• [Assignment]
Copy each line of the listing that includes "JSON".

• [Entries provided]
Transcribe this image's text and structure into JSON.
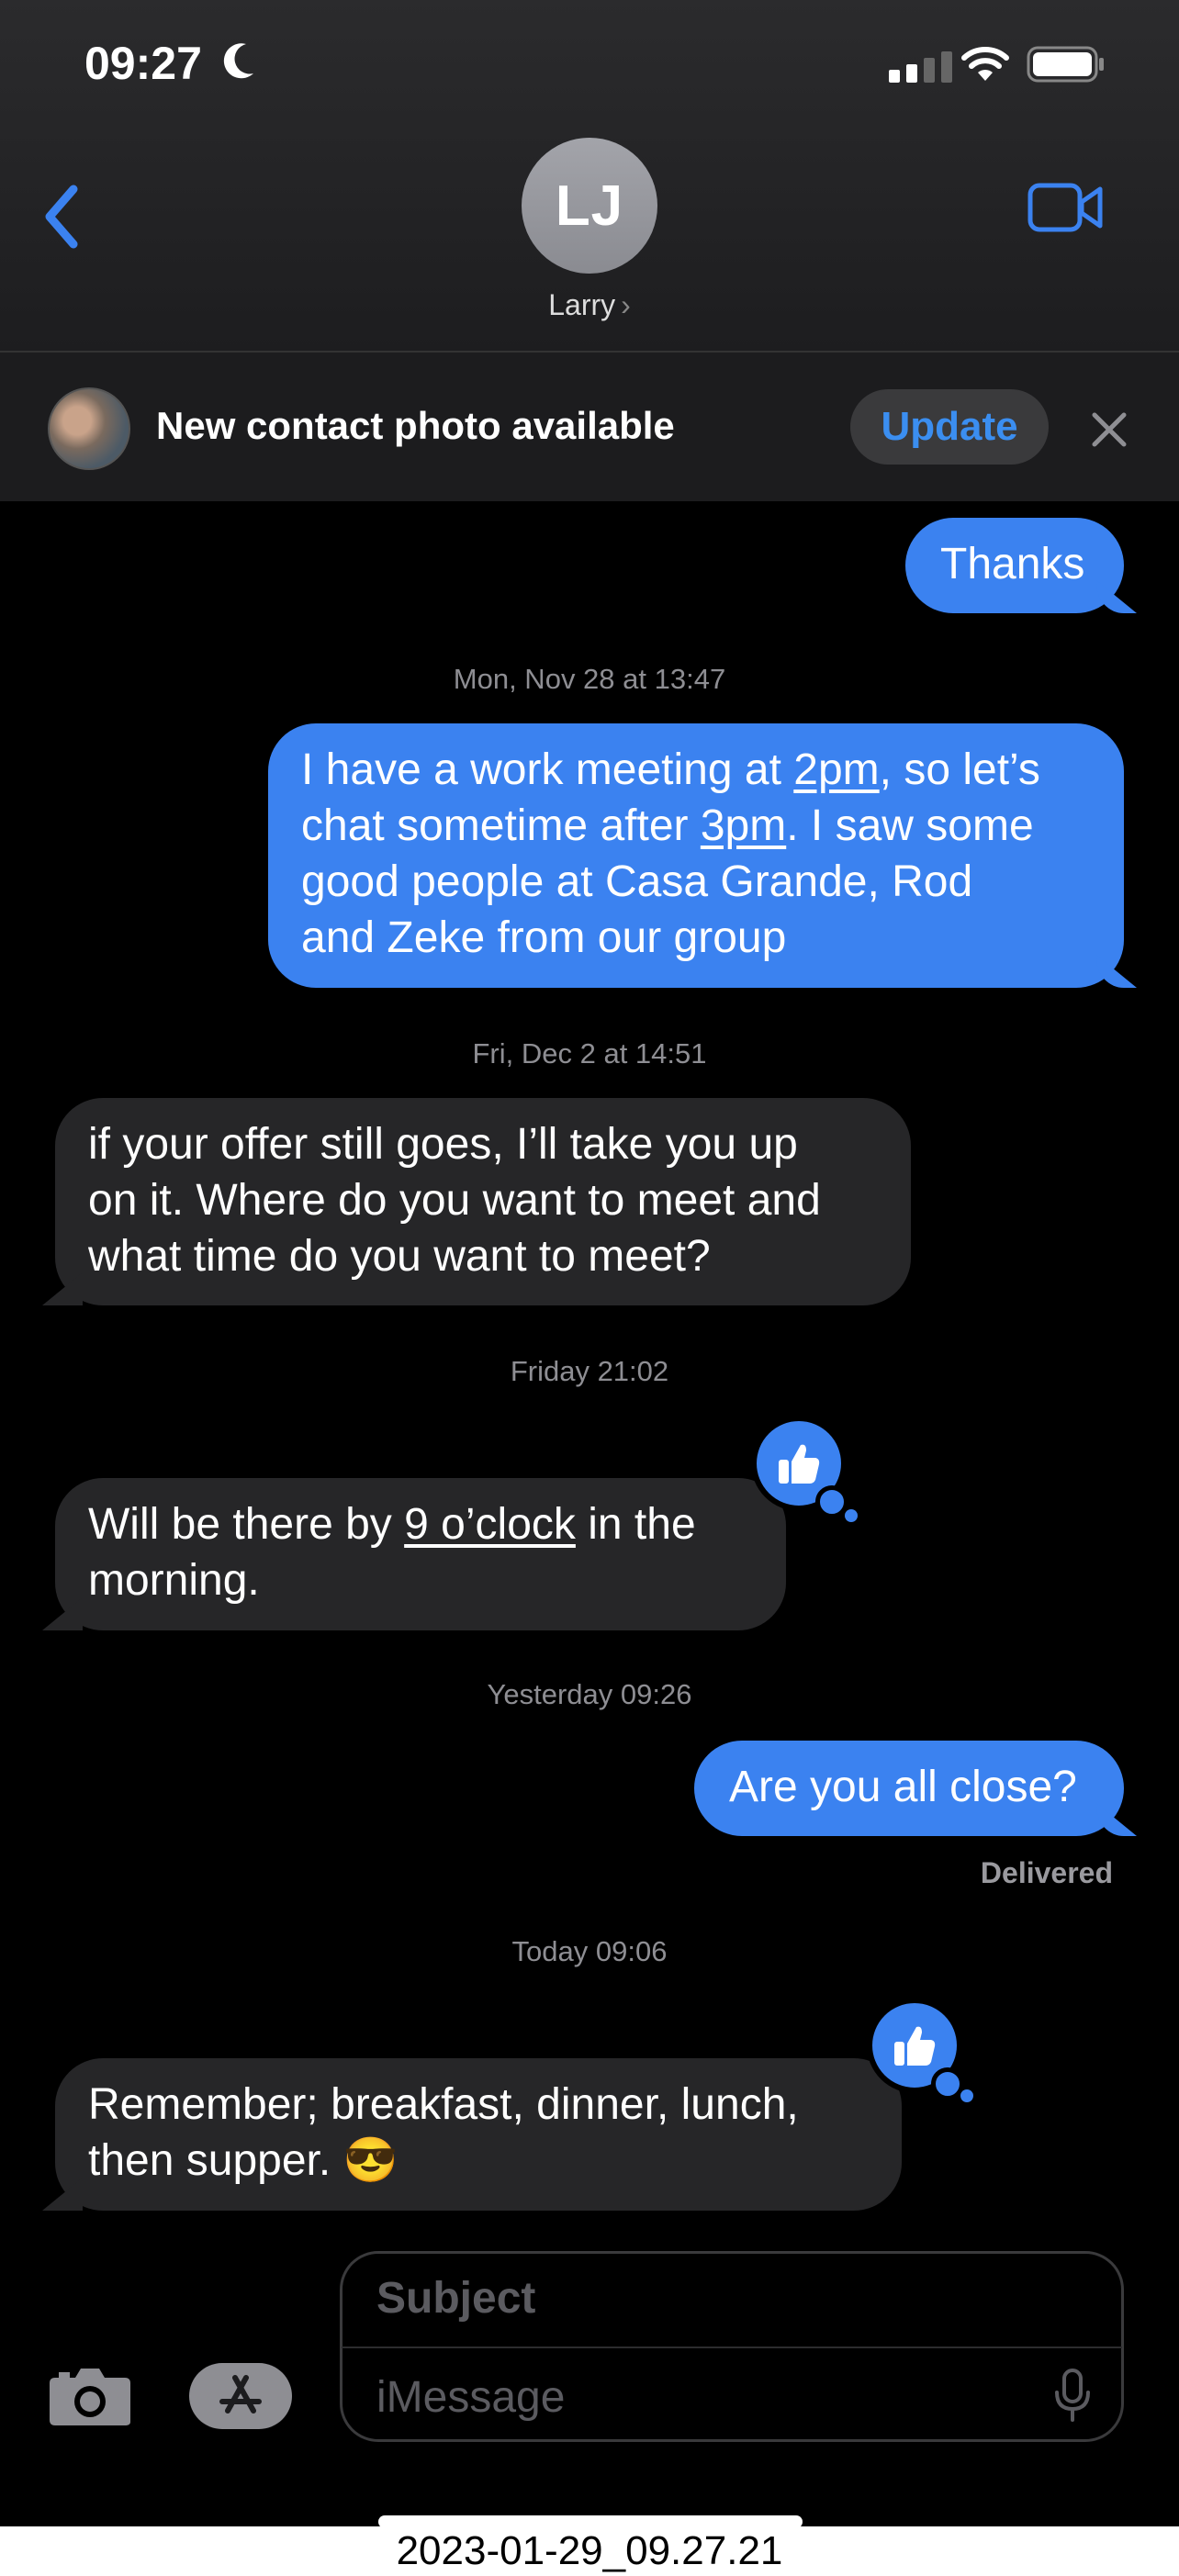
{
  "status_bar": {
    "time": "09:27"
  },
  "header": {
    "avatar_initials": "LJ",
    "contact_name": "Larry",
    "chevron": "›"
  },
  "banner": {
    "text": "New contact photo available",
    "update_label": "Update"
  },
  "messages": {
    "m1": {
      "text": "Thanks"
    },
    "ts1": "Mon, Nov 28 at 13:47",
    "m2": {
      "l1a": "I have a work meeting at ",
      "l1b": "2pm",
      "l1c": ", so let’s",
      "l2a": "chat sometime after ",
      "l2b": "3pm",
      "l2c": ". I saw some",
      "l3": "good people at Casa Grande, Rod",
      "l4": "and  Zeke from our group"
    },
    "ts2": "Fri, Dec 2 at 14:51",
    "m3": {
      "l1": "if your offer still goes, I’ll take you up",
      "l2": "on it. Where do you want to meet and",
      "l3": "what time do you want to meet?"
    },
    "ts3": "Friday 21:02",
    "m4": {
      "l1a": "Will be there by ",
      "l1b": "9 o’clock",
      "l1c": " in the",
      "l2": "morning."
    },
    "ts4": "Yesterday 09:26",
    "m5": {
      "text": "Are you all close?"
    },
    "delivered": "Delivered",
    "ts5": "Today 09:06",
    "m6": {
      "l1": "Remember;  breakfast, dinner, lunch,",
      "l2": "then supper.   😎"
    }
  },
  "compose": {
    "subject_placeholder": "Subject",
    "message_placeholder": "iMessage"
  },
  "caption": "2023-01-29_09.27.21",
  "colors": {
    "accent": "#3b82f0",
    "incoming": "#262628",
    "background": "#000000"
  },
  "icons": [
    "moon-icon",
    "cellular-signal-icon",
    "wifi-icon",
    "battery-icon",
    "back-chevron-icon",
    "facetime-video-icon",
    "close-icon",
    "thumbs-up-icon",
    "camera-icon",
    "app-store-icon",
    "microphone-icon"
  ]
}
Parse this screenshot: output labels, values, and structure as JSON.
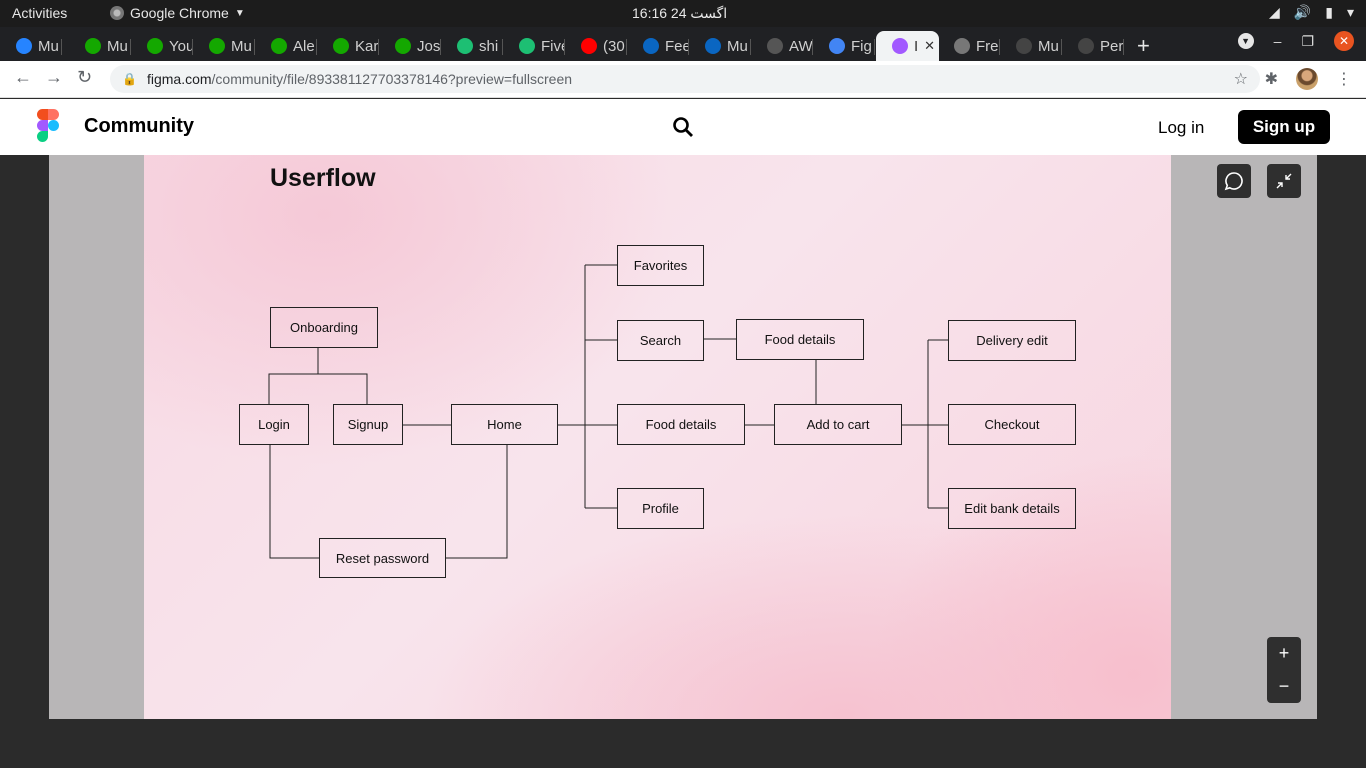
{
  "os_bar": {
    "activities": "Activities",
    "app_name": "Google Chrome",
    "clock": "16:16  24 اگست"
  },
  "tabs": [
    {
      "label": "Mu",
      "icon": "jira-icon",
      "color": "#2684ff"
    },
    {
      "label": "Mu",
      "icon": "upwork-icon",
      "color": "#14a800"
    },
    {
      "label": "You",
      "icon": "upwork-icon",
      "color": "#14a800"
    },
    {
      "label": "Mu",
      "icon": "upwork-icon",
      "color": "#14a800"
    },
    {
      "label": "Ale",
      "icon": "upwork-icon",
      "color": "#14a800"
    },
    {
      "label": "Kar",
      "icon": "upwork-icon",
      "color": "#14a800"
    },
    {
      "label": "Jos",
      "icon": "upwork-icon",
      "color": "#14a800"
    },
    {
      "label": "shi",
      "icon": "fiverr-icon",
      "color": "#1dbf73"
    },
    {
      "label": "Five",
      "icon": "fiverr-icon",
      "color": "#1dbf73"
    },
    {
      "label": "(30",
      "icon": "youtube-icon",
      "color": "#ff0000"
    },
    {
      "label": "Fee",
      "icon": "linkedin-icon",
      "color": "#0a66c2"
    },
    {
      "label": "Mu",
      "icon": "linkedin-icon",
      "color": "#0a66c2"
    },
    {
      "label": "AW",
      "icon": "aw-icon",
      "color": "#555555"
    },
    {
      "label": "Fig",
      "icon": "google-icon",
      "color": "#4285f4"
    },
    {
      "label": "I",
      "icon": "figma-icon",
      "color": "#a259ff",
      "active": true
    },
    {
      "label": "Fre",
      "icon": "globe-icon",
      "color": "#777777"
    },
    {
      "label": "Mu",
      "icon": "github-icon",
      "color": "#444444"
    },
    {
      "label": "Per",
      "icon": "github-icon",
      "color": "#444444"
    }
  ],
  "address": {
    "domain": "figma.com",
    "path": "/community/file/893381127703378146?preview=fullscreen"
  },
  "header": {
    "brand": "Community",
    "login": "Log in",
    "signup": "Sign up"
  },
  "flow": {
    "title": "Userflow",
    "nodes": {
      "onboarding": "Onboarding",
      "login": "Login",
      "signup": "Signup",
      "home": "Home",
      "reset_password": "Reset password",
      "favorites": "Favorites",
      "search": "Search",
      "food_details_top": "Food details",
      "food_details_mid": "Food details",
      "add_to_cart": "Add to cart",
      "profile": "Profile",
      "delivery_edit": "Delivery edit",
      "checkout": "Checkout",
      "edit_bank_details": "Edit bank details"
    }
  },
  "controls": {
    "zoom_in": "+",
    "zoom_out": "−"
  }
}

• [Exercise solution]
Transcribe this image's text and structure into JSON.
Parse this screenshot: output labels, values, and structure as JSON.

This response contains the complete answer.